Figure 1. Female hemp russet mite in the lower leaf surface of a hemp leaf. Approximate length and width measurements are shown in microns (0.0026 by 0.008 inches). (Photo: Raul T. Villanueva, UK)
Figure 2. Damage caused by hemp russet mites on leaves and shoots of industrial hemp. (Photo: Raul T. Villanueva, UK)
Biology of hemp russet mite
Although its life cycle is not completely studied, the life cycle of hemp russet mites can be similar to other eriophyoids, and may complete its life cycle in 7 to 10 days depending on environmental conditions. Eggs hatch in 2 days, and a larvae occur 3 days later; they may molt into nymphs.
Both larvae and nymphs are similar to adults, but smaller. Instead of having eight pairs of legs as most of the Acarine (spider mites or ticks), all immature and adult stages of the hemp russet mite are four-legged. Females may live up to 3 weeks and lay 1 to 2 dozen eggs.
Management of hemp russet mites
Villanueva (one of the authors of this note) had worked with the apple rust mite and citrus rust mites in Ontario, Canada and Florida, USA, respectively. In both cases (apples and citrus) predation of rust mites by phytsoeiid mites was difficult to detect. Some of the phytoseiid species tested did not prey on citrus rust mites even when they were starved. Other studies had shown similar results.

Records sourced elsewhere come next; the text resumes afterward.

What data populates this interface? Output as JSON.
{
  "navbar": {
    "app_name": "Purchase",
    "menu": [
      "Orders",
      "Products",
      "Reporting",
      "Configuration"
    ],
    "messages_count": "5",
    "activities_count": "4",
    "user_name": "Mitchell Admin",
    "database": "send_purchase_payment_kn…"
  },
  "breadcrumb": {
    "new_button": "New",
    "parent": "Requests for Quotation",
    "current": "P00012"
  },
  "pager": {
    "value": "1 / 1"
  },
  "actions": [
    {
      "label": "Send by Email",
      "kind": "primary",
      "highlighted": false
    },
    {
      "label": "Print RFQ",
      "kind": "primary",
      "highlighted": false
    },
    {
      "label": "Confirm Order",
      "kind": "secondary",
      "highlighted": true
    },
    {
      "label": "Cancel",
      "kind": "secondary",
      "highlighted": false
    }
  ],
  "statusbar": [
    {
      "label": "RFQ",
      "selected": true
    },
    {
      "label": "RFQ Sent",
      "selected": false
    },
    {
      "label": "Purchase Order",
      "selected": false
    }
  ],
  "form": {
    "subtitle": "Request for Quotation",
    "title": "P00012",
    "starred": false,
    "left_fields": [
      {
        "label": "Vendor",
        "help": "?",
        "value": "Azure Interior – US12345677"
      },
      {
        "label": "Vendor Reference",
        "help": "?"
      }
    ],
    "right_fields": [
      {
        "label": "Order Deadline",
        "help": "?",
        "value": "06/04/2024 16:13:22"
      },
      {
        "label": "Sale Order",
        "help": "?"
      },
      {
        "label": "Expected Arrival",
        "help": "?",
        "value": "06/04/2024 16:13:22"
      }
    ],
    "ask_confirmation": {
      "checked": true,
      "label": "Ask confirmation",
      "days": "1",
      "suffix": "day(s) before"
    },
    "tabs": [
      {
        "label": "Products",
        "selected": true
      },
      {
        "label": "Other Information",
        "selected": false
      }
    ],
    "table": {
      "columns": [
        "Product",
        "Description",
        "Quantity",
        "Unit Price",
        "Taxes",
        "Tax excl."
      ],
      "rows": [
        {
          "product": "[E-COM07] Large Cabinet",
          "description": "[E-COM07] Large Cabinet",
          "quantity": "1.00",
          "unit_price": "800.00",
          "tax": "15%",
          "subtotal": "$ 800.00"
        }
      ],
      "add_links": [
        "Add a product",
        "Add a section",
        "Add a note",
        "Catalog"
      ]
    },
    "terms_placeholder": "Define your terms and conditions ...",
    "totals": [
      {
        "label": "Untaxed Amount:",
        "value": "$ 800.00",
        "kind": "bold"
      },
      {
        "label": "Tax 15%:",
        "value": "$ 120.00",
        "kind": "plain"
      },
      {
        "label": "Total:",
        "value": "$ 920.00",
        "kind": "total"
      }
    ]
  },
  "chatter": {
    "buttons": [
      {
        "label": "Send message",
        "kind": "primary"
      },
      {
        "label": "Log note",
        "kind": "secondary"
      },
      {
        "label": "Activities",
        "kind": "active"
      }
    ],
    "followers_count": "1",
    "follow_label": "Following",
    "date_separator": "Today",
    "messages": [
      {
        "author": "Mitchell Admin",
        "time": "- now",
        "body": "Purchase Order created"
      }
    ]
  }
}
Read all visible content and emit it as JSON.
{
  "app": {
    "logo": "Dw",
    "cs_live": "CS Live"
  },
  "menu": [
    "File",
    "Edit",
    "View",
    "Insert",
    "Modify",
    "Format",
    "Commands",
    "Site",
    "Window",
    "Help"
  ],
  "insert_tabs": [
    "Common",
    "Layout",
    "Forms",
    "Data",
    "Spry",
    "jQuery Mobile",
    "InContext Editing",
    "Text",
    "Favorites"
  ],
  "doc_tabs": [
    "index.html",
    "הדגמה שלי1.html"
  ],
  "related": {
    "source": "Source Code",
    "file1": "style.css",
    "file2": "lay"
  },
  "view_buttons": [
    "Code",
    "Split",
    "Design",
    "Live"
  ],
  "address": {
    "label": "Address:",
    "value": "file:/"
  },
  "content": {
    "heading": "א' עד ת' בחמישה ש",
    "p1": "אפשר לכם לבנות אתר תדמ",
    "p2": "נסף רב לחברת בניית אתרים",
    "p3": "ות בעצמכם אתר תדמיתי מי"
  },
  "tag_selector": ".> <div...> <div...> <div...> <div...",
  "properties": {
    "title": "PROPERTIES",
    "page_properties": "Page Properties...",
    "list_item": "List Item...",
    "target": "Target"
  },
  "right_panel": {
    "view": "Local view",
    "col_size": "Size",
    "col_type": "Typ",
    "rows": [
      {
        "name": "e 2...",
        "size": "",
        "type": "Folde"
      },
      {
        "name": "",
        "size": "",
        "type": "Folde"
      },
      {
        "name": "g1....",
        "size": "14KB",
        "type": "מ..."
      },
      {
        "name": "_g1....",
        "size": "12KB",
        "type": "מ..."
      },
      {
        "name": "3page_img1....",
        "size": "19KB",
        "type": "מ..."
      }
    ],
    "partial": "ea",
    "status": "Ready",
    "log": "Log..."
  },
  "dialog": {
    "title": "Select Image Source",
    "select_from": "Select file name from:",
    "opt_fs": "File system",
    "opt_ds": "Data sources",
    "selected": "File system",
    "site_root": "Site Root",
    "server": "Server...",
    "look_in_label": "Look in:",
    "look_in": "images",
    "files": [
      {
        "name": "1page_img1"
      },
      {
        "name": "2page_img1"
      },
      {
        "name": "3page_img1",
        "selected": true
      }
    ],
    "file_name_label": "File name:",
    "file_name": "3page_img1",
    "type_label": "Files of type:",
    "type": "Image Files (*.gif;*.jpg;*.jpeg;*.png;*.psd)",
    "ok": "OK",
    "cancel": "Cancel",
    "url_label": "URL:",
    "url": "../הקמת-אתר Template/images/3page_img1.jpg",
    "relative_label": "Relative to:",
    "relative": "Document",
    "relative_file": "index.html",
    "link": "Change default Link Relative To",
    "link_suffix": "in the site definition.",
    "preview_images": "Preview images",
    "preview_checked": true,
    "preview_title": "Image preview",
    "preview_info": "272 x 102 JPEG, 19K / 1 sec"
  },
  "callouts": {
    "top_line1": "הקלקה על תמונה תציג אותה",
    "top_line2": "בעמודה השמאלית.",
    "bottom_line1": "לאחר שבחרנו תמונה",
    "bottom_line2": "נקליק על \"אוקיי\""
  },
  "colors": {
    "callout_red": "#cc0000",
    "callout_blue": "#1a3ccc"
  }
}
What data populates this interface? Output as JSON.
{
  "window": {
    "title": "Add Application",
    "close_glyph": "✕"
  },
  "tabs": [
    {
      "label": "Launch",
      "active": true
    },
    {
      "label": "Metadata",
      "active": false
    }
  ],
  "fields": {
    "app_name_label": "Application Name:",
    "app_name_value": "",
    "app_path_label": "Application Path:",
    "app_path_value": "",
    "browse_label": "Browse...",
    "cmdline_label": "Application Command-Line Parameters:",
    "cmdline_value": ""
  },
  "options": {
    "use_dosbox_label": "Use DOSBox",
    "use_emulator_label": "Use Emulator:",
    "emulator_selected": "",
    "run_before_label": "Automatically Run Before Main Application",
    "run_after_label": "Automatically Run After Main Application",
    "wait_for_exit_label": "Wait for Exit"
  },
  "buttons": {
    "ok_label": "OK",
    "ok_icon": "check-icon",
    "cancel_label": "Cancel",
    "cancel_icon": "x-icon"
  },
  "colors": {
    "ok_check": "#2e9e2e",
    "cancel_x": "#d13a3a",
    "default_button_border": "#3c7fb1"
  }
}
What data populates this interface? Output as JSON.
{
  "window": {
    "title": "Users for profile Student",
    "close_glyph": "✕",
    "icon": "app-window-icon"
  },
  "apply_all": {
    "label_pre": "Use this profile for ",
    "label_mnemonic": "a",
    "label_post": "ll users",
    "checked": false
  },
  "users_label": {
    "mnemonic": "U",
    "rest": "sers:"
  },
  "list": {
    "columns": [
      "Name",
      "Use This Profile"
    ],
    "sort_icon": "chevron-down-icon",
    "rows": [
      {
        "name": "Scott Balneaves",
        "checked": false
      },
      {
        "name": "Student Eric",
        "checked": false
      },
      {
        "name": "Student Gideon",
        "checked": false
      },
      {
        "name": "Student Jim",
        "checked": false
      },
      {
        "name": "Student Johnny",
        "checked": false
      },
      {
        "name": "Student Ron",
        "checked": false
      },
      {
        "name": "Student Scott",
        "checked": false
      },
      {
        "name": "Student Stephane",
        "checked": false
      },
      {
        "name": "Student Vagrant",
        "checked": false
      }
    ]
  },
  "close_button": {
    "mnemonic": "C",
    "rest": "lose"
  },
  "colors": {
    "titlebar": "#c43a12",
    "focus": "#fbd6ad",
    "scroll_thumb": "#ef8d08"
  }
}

AgFax Weed Solutions
In the majority of cases, phytoseiid mites are released to control spider mites. Also, it is important to notice that there is a fine balance to manage insects and mites in many crop systems. Hemp farmers need to have this understanding when considering mangement strategies.
For example, when some neonicotinoids and pyrethroids insecticides are used to control aphids or whiteflies in greenhouses or outdoors, several studies showed that spider mites increase their fertility (a phenomenom called hormoligosis).
Studies on citrus rust mites in Florida and Israel shown that the interruption of broad spectrum pesticide applications for more than 3 years may increase populations of predacious mites. In industrial hemp, making judisciuos use of pesticides may be an effective tool to reduce hemp russet mites.
As industrial hemp is a relatively new legalized crop, many miticides utilized for specialty crops or field crops have not been registered in Kentucky. Currently the Kentucky Department of Agriculture (KDA) has a list of pesticides available for control of insects, mites, weeds, and diseases. This list can be found on the 2019 Pesticide Products Registered for Industrial Hemp in Kentucky.
Currently, there are only five miticides registered in this list (Table 1). All of them are products based on oil extracted from some plants. The effectiveness of this product for hemp russet mite has not been tested by the authors; however oils are used to reduce eggs and spider mites. These products should be used following the recommendations and rates indicated in by the manufacturers.
Table 1. Miticide availables for industrial hemp growers in Kentucky. (2019 Pesticide Products Registered for Industrial Hemp in Kentucky). Click Image to Enlarge
Kentucky: Hemp Russet Mite Management During the last 2 weeks of July, several hemp samples were received and evaluated by specialists at the University of Kentucky (Lexington and Princeton).